On his first voyage Cook had calculated longitude by the usual method of lunars but on her second voyage the Board of Longitude spared no expense. It sent William Wales, a highly qualified astronomer, with Cook and entrusted a new chronometer, recently completed by Larcum Kendall (K1), together with three chronometers made by John Arnold of Aldophi. Kendall's K1 was remarkably accurate and was to prove to be most efficient in determining longitude on board the Resolution.
The Resolution was responsible for some remarkable feats and-was to prove one of the great ships of history. She was the first ship to cross the Antarctic Circle (17 January 1773) and crossed twice more on the voyage. The third crossing on 3 February 1774, was the deepest penetration - Latitude 71° 10' South, Longitude 106° 54' W. As a consequence the Resolution was instrumental in proving Dalrymple's Terra Australis Incognita (Southern Continent) to be a myth. On his third voyage, Cook in the Resolution crossed the Arctic Circle on 17 August 1778. Charles Clerke, who took over the command after Cook's tragic death again crossed it on 19 July 1779.
The Resolution was back in England in 1780. She was converted into an armed transport and sailed for the East Indies in March 1781. She was captured by De Suffrens squadron on June 9, 1782. His journal states he was joined by the Sylphide and her prize the Resolution, a ship made famous by the voyages of Captain Cook. After the action at Negapostam, the Resolution was sent to Manila for wood, biscuit and rigging, and to enter any seaman she found there. She sailed on July 22, 1782 and on June 5, 1783 De Suffren expressed a notion that she had either foundered or fallen into the hands of the English and was last seen in the Straits of Sunda. An extract from the Melbourne Argus, February 25, 1879 says that the Resolution ended her days as a Portuguese coal-hulk at Rio de Janeiro, but this is unconfirmed. In the possession of Viscount Galway, a Governor-General of New Zealand, is a ship's figurehead described as that of the Resolution. A photograph of it does not agree with the figurehead depicted in Holman's watercolour.

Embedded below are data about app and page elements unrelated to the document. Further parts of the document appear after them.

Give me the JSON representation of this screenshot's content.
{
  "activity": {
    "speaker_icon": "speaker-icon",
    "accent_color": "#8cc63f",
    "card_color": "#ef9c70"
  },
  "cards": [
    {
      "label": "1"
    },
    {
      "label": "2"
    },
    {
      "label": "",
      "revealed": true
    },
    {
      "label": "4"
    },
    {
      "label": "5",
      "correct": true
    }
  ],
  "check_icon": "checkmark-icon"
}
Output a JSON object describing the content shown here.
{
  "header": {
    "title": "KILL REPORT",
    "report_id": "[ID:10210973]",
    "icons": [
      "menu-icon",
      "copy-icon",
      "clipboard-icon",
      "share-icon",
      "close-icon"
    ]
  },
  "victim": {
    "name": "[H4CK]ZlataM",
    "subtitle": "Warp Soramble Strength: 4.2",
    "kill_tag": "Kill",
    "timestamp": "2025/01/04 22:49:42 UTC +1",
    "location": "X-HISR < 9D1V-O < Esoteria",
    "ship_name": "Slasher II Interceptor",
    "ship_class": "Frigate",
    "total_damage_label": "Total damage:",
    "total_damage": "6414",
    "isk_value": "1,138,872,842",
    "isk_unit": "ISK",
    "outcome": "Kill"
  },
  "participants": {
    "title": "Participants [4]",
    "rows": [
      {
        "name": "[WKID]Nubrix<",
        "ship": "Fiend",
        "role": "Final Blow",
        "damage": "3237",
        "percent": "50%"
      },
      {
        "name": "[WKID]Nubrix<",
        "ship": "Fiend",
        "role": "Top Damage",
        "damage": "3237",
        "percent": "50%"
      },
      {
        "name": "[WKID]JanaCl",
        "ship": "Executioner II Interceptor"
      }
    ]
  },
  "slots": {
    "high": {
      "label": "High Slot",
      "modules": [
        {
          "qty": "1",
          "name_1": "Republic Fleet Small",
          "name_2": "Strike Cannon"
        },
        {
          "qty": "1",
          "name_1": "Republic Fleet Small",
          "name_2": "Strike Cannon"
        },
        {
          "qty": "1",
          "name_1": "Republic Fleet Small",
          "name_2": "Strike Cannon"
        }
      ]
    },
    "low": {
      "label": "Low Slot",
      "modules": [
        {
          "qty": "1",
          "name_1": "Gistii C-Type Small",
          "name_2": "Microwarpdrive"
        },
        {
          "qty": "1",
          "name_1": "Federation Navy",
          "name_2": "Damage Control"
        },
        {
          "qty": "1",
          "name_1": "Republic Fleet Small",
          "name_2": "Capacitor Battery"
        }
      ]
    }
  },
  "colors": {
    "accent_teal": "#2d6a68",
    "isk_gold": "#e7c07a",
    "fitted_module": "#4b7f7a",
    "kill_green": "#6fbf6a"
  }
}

It was zeal and resolution which kept Cook at his tasks and helped him surmount so many obstacles. It is so befitting the man that such a noble ship of his choice should have been called the Resolution.
There are 57 stamps issued which depict the Resolution, and there is no doubt this number will be greatly increased by the anniversary of Cook's death. The 1968 Cook Island issue is a beautiful set, but for sheer atmosphere my choice is the 1973 Norfolk Island 35c stamp issued for the Bicentenary of the First Crossing of the Antarctic Circle. It has been adapted from a watercolour by William Hodges.
The Seaman's Seaman by Alan Villiers;
The Life of Captain James Cook by J.C. Beaglehole;
Cook's Voyage Round The World by A Kippis;
The Voyages of Captain Cook by Rex and Thea Rienits;
National Maritime Museum, Greenwich.
Originally published in Cook's Log, page 50, volume 2, number 3 (1977).